What you need to do -> Go through the records and copy each line where the string "time" occurs.

=== Records for processing ===

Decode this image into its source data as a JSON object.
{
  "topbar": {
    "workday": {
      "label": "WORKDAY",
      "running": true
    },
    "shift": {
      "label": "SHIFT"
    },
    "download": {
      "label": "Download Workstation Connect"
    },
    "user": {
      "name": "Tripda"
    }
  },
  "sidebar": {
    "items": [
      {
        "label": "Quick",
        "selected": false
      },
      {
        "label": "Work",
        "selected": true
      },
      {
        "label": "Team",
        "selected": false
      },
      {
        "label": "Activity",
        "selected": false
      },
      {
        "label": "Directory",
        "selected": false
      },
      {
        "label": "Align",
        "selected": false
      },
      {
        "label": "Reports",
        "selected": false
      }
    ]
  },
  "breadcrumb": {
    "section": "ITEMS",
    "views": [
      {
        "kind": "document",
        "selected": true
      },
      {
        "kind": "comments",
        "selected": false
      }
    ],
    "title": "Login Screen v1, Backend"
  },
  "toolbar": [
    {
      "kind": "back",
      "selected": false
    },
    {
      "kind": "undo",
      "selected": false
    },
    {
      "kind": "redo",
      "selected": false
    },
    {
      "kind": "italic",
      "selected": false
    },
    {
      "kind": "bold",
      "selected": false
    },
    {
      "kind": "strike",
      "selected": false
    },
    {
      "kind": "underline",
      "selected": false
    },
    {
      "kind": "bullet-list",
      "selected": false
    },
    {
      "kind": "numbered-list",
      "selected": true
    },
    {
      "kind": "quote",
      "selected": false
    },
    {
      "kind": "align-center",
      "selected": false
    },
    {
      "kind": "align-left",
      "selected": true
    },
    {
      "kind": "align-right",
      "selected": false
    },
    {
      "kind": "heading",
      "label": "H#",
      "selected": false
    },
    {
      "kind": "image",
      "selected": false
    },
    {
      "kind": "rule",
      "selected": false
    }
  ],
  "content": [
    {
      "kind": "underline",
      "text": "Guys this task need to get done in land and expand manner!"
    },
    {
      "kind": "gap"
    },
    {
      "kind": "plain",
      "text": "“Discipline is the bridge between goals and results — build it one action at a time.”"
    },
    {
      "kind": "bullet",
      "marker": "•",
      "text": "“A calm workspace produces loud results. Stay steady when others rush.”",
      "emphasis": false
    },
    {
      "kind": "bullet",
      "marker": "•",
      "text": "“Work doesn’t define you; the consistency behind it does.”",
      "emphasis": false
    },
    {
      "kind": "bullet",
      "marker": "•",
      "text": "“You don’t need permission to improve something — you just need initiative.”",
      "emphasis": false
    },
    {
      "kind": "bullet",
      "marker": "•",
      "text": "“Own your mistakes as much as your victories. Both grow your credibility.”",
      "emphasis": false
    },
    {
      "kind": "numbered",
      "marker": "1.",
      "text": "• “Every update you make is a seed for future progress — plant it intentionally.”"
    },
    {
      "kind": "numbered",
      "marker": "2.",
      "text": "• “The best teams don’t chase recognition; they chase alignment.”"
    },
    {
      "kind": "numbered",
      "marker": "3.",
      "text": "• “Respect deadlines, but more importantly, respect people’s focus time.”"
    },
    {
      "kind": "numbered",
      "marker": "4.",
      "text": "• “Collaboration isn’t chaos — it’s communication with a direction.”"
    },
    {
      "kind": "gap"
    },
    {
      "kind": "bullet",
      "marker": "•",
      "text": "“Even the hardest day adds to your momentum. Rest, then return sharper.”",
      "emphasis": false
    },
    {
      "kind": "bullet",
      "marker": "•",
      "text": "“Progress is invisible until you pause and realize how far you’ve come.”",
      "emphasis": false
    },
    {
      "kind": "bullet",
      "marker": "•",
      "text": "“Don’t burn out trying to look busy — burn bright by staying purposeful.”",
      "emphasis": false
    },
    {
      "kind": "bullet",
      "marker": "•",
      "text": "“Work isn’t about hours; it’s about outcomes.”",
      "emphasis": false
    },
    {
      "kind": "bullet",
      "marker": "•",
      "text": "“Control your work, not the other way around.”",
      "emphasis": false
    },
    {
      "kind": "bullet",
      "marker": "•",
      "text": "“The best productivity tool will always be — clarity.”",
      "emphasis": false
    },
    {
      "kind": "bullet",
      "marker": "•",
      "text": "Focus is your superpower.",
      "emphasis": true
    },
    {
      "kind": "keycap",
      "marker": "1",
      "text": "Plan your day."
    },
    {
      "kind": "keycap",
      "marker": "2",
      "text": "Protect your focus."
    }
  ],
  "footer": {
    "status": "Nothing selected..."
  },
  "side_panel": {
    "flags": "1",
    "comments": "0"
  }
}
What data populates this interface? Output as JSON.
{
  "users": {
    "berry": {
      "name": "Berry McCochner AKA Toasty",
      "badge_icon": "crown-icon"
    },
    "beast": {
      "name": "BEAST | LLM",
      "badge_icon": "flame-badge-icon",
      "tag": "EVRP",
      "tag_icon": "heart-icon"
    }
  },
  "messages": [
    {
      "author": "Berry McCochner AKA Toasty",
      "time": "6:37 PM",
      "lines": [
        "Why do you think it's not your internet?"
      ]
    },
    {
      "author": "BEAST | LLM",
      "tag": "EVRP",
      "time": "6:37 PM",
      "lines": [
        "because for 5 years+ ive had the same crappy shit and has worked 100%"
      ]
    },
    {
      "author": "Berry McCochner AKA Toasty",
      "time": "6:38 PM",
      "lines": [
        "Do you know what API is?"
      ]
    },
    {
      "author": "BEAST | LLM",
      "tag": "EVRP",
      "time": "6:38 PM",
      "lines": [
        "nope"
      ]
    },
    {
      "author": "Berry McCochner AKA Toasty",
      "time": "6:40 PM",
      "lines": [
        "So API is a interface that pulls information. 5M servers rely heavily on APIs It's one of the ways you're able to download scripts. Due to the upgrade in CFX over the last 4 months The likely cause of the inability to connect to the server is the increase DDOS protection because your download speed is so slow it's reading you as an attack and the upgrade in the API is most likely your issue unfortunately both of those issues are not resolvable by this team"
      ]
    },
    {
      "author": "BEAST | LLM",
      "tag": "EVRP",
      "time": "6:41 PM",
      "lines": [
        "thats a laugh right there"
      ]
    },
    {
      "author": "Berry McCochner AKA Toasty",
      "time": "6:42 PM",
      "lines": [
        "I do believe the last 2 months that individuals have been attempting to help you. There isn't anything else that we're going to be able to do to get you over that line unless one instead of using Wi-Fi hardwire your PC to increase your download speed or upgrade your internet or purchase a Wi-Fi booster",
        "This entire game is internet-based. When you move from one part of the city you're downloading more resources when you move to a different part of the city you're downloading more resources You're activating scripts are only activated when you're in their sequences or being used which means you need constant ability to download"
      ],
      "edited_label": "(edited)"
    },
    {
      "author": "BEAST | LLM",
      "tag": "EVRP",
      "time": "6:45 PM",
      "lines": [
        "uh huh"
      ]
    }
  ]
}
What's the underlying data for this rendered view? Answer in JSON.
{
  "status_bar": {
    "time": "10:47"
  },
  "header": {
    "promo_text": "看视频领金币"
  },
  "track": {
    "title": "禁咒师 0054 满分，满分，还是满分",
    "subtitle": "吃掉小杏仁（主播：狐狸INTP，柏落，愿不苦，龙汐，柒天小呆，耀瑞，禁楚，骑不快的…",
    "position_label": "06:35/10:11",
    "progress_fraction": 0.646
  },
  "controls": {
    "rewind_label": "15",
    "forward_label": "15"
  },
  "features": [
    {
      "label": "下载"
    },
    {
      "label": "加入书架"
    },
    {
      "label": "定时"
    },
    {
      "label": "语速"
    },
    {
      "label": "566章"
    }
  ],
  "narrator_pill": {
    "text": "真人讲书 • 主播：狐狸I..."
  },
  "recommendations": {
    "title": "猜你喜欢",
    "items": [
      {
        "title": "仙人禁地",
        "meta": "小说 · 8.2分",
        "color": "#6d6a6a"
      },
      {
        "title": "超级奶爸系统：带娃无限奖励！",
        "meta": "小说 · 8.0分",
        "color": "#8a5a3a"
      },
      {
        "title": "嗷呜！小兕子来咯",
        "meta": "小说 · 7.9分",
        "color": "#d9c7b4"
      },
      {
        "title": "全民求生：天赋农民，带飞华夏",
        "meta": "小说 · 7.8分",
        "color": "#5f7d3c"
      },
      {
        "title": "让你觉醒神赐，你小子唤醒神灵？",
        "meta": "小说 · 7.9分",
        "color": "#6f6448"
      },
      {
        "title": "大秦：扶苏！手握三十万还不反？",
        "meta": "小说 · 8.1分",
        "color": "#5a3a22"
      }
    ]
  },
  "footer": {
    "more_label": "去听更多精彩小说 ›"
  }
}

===

Finished exercise ->
      "text": "“Discipline is the bridge between goals and results — build it one action at a time.”"
      "text": "• “Respect deadlines, but more importantly, respect people’s focus time.”"
      "time": "6:37 PM",
      "time": "6:37 PM",
      "time": "6:38 PM",
      "time": "6:38 PM",
      "time": "6:40 PM",
      "time": "6:41 PM",
      "time": "6:42 PM",
      "time": "6:45 PM",
    "time": "10:47"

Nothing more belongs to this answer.